---------- INFORMATION SHOWN

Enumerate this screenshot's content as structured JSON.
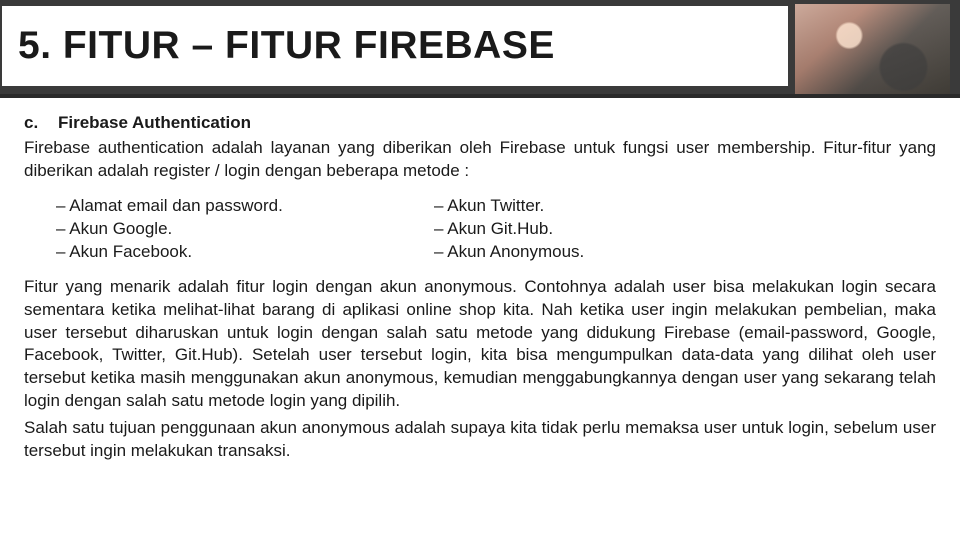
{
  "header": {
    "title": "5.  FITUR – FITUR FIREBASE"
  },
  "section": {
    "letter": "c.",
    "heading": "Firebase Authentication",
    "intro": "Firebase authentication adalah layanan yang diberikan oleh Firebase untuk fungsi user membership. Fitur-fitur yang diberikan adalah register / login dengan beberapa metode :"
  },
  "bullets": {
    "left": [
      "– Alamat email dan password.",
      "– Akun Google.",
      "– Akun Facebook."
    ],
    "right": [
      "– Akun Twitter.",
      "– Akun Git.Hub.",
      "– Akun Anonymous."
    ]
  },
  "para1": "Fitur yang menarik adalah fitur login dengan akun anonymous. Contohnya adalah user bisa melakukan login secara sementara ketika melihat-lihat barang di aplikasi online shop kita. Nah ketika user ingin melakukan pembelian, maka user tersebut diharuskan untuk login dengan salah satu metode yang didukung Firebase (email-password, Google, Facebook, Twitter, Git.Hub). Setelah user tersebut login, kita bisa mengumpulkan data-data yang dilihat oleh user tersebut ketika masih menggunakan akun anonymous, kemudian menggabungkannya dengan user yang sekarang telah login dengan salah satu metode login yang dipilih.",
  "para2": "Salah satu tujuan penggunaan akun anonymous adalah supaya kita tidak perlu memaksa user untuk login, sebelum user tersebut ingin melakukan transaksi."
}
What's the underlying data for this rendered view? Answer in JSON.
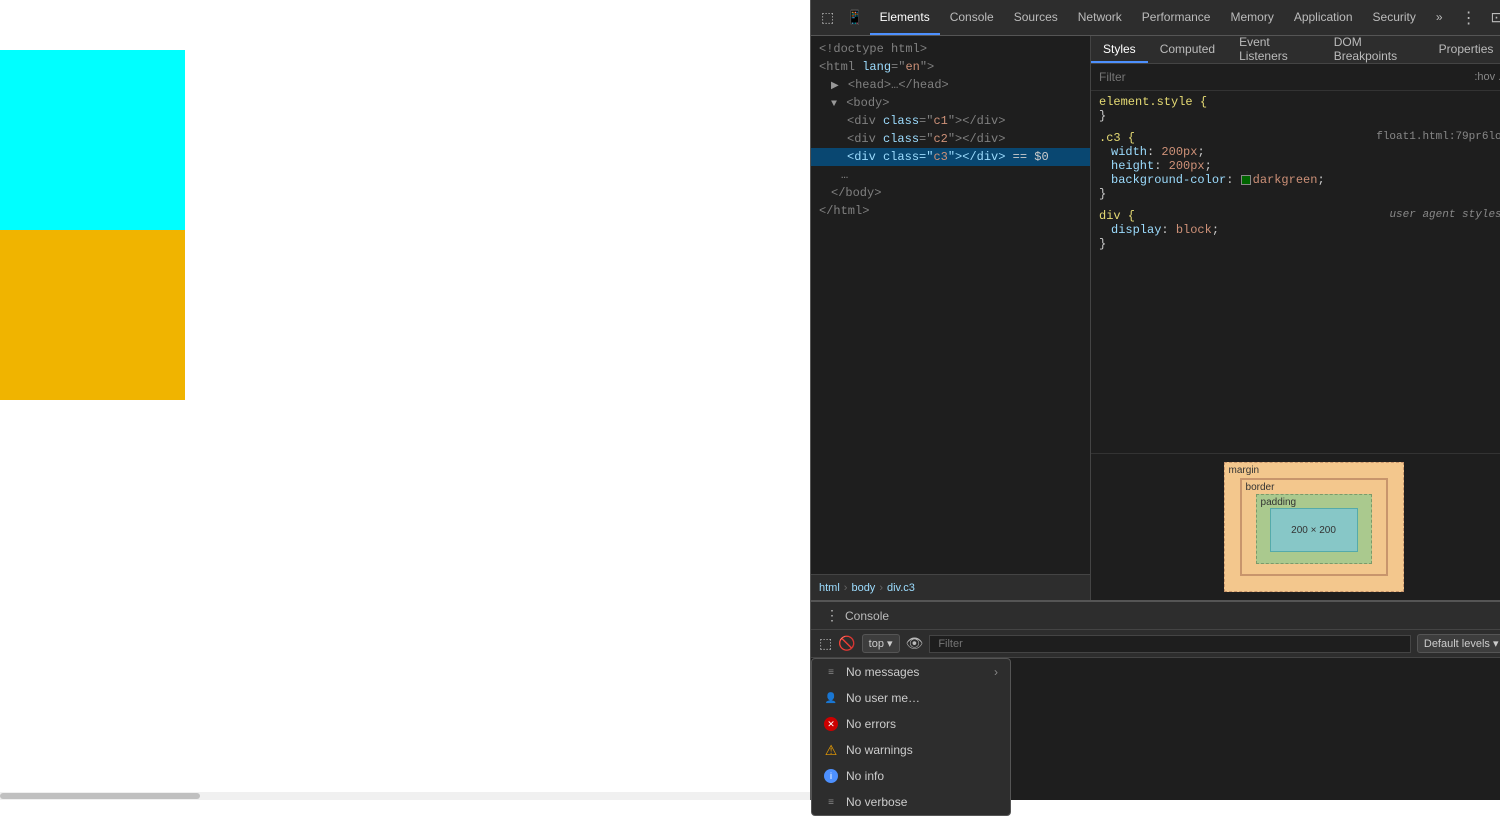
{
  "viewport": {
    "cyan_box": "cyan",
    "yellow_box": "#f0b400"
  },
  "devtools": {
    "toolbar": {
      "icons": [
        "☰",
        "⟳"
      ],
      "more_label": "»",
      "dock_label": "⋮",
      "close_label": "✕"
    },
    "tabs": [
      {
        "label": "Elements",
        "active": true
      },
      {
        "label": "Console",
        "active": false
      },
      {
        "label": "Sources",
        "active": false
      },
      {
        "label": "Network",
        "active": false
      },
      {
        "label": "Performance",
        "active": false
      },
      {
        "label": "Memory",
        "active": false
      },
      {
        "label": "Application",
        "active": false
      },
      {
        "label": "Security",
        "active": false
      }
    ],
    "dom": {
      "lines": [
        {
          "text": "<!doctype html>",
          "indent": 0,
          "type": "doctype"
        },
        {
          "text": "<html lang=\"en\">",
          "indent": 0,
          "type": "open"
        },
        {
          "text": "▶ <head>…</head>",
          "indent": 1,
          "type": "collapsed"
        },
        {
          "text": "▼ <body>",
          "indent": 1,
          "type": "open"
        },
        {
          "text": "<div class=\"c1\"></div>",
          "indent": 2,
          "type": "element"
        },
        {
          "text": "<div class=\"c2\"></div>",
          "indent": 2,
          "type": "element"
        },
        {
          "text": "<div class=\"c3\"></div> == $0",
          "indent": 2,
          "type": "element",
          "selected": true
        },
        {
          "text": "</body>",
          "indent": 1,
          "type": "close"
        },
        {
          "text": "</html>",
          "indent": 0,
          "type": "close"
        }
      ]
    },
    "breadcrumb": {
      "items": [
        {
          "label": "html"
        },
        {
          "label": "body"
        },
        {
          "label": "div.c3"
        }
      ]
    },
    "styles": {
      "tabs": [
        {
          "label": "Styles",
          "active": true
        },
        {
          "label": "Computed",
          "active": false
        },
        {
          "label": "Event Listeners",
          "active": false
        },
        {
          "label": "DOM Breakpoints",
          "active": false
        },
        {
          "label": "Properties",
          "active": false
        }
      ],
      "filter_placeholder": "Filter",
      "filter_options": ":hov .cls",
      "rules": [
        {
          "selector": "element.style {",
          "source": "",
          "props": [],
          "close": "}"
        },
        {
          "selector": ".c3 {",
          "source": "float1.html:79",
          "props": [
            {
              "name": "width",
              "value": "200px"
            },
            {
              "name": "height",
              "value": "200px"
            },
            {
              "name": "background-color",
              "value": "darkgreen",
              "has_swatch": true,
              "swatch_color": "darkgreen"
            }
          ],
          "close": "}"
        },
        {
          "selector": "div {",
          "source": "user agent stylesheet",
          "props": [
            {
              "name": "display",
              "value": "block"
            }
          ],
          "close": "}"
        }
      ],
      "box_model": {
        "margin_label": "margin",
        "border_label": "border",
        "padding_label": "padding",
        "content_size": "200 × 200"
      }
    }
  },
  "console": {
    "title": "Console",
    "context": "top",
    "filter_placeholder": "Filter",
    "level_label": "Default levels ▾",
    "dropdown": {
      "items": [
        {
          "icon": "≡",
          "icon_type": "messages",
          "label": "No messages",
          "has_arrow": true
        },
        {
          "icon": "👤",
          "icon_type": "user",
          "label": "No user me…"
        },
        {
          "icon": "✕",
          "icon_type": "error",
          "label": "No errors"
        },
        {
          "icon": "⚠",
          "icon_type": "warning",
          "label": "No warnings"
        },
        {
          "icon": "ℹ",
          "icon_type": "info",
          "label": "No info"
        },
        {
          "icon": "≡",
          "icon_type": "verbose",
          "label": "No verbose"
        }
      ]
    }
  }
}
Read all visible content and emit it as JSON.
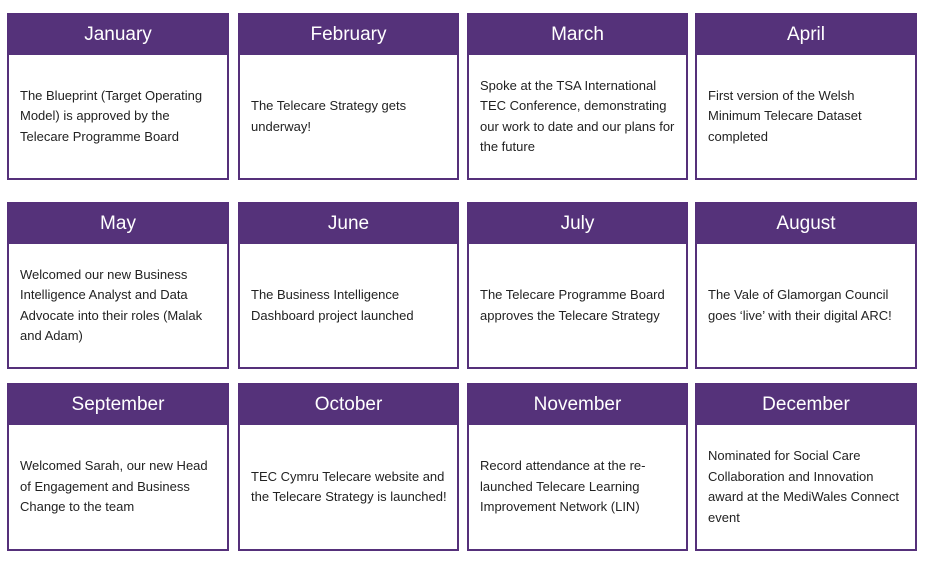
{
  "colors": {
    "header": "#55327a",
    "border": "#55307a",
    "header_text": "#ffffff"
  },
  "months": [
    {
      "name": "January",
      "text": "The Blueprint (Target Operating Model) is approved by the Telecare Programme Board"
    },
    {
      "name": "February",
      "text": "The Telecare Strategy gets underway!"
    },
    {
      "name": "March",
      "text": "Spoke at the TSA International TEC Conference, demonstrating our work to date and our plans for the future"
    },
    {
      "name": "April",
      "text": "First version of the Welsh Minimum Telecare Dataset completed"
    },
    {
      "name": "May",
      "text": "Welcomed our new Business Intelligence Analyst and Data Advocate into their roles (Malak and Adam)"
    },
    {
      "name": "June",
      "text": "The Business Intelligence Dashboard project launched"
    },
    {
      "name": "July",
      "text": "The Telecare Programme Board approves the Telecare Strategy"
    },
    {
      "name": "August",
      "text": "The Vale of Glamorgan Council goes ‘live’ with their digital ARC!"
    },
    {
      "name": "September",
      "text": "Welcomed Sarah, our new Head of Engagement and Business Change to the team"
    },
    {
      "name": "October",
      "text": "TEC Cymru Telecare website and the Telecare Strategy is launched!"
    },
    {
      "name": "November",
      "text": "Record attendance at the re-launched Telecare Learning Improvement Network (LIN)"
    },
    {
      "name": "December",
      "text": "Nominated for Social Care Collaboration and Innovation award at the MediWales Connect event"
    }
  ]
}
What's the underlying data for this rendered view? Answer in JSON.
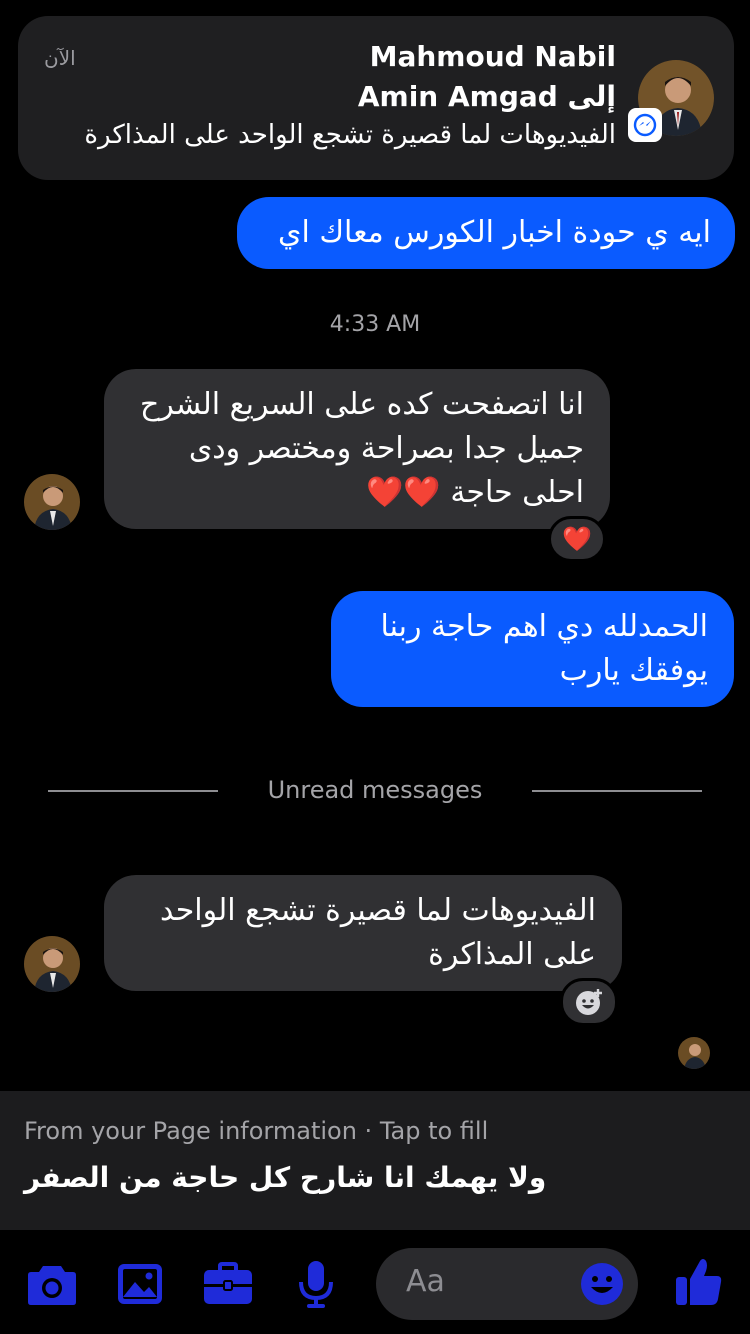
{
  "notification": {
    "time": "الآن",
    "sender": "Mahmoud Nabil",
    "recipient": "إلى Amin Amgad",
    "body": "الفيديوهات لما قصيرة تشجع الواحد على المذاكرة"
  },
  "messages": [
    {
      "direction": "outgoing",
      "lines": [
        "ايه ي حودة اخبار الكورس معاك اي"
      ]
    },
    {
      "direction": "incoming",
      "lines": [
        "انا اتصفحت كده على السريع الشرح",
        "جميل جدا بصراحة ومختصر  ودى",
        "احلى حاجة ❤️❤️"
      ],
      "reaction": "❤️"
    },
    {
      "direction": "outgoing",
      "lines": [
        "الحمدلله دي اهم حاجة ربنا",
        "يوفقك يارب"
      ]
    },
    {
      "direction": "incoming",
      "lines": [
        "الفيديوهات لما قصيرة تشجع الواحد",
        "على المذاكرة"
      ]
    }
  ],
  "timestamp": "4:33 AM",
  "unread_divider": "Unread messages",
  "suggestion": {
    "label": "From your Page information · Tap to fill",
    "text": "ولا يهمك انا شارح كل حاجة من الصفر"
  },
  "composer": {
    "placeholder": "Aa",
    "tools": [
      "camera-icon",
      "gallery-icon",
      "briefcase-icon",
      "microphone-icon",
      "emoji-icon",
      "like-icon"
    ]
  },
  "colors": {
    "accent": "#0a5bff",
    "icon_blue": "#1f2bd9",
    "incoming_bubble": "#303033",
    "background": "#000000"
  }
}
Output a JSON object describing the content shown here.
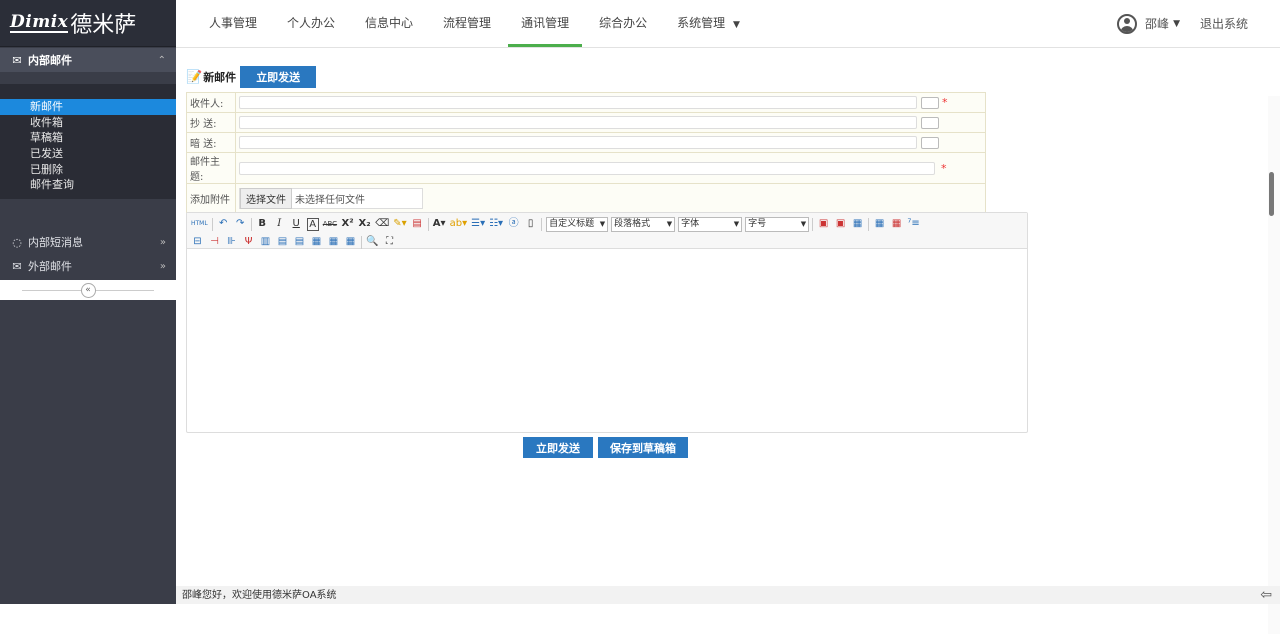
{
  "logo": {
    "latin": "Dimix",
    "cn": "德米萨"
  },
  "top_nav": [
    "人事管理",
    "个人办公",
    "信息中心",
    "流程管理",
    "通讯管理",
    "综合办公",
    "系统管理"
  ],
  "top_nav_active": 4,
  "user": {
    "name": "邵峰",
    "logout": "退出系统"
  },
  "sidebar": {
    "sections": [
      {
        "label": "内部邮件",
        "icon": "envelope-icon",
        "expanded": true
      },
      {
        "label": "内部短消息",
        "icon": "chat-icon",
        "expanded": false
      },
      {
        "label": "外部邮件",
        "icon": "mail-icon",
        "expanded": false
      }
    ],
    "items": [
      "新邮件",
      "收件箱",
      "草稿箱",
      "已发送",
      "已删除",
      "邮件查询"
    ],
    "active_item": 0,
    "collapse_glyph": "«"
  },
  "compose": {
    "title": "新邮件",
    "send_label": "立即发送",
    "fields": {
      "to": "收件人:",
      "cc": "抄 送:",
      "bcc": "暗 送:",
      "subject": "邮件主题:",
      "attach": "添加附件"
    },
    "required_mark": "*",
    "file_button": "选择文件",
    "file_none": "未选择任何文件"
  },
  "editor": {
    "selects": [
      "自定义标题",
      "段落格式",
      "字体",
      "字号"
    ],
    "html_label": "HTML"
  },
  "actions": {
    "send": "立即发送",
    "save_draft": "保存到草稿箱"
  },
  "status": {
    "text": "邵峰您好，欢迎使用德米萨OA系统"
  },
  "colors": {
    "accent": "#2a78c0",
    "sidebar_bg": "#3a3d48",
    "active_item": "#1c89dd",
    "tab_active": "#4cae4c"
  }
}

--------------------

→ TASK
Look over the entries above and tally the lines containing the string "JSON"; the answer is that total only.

→ EXERCISE RESPONSE
5